Data shown section start

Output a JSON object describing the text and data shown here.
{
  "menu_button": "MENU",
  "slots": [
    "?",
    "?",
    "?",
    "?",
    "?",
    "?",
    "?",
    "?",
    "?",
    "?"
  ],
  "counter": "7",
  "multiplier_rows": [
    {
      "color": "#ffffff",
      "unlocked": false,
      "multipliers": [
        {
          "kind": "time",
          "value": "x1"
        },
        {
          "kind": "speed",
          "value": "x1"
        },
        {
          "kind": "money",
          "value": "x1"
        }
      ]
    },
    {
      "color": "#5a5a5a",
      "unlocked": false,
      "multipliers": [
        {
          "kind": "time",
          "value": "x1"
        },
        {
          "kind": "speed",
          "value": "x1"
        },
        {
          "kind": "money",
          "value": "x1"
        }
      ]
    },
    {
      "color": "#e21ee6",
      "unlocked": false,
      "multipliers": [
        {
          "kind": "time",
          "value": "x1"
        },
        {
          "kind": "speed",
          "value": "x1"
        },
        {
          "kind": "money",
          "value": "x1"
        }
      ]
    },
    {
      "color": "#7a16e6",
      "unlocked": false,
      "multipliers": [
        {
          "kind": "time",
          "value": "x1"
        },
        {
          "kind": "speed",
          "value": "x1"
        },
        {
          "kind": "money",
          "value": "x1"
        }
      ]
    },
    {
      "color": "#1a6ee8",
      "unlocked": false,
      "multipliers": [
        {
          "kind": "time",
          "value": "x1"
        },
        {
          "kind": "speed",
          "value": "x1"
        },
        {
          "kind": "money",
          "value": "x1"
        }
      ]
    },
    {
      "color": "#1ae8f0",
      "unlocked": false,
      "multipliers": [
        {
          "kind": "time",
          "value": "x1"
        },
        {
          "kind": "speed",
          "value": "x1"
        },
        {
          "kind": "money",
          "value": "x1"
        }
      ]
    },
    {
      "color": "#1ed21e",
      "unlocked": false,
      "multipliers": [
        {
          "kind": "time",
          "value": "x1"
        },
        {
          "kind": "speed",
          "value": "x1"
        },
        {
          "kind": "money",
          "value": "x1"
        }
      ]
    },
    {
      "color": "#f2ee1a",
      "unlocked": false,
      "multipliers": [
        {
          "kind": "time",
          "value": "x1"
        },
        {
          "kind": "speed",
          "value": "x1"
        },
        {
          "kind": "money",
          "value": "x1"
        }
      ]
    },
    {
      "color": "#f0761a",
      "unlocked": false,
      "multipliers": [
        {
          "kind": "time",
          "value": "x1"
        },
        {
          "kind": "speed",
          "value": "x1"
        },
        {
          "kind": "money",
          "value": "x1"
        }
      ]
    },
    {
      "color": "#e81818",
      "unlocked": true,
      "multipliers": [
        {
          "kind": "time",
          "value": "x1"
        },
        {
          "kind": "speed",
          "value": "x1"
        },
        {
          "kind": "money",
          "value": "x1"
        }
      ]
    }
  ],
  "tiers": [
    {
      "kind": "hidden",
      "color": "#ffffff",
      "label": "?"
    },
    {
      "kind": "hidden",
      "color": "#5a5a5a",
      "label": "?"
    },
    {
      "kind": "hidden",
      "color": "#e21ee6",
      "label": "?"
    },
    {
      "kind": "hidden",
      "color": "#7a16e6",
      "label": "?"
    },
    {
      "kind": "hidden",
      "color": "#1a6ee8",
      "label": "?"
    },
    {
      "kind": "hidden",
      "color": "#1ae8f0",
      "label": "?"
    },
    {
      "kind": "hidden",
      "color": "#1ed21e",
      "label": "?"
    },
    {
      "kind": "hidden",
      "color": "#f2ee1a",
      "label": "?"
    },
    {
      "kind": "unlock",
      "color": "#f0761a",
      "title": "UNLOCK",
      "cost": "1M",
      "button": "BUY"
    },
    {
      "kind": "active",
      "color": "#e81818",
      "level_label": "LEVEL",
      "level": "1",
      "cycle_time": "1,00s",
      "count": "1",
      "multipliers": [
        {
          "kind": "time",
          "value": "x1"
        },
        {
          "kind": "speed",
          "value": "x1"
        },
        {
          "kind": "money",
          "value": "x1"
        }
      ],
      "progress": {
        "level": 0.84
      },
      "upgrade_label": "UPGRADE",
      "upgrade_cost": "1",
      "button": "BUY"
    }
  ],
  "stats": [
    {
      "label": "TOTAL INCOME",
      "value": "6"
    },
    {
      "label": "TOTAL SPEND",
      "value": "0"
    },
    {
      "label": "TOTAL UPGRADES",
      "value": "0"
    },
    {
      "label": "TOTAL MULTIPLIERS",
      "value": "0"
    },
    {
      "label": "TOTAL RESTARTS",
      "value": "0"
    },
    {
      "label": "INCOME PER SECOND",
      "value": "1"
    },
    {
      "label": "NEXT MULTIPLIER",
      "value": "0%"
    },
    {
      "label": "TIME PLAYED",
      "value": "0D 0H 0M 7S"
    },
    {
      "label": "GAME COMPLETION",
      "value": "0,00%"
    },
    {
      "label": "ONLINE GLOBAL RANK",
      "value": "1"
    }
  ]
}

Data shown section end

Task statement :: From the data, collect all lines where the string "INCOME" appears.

Your solution ::
      "label": "TOTAL INCOME",
      "label": "INCOME PER SECOND",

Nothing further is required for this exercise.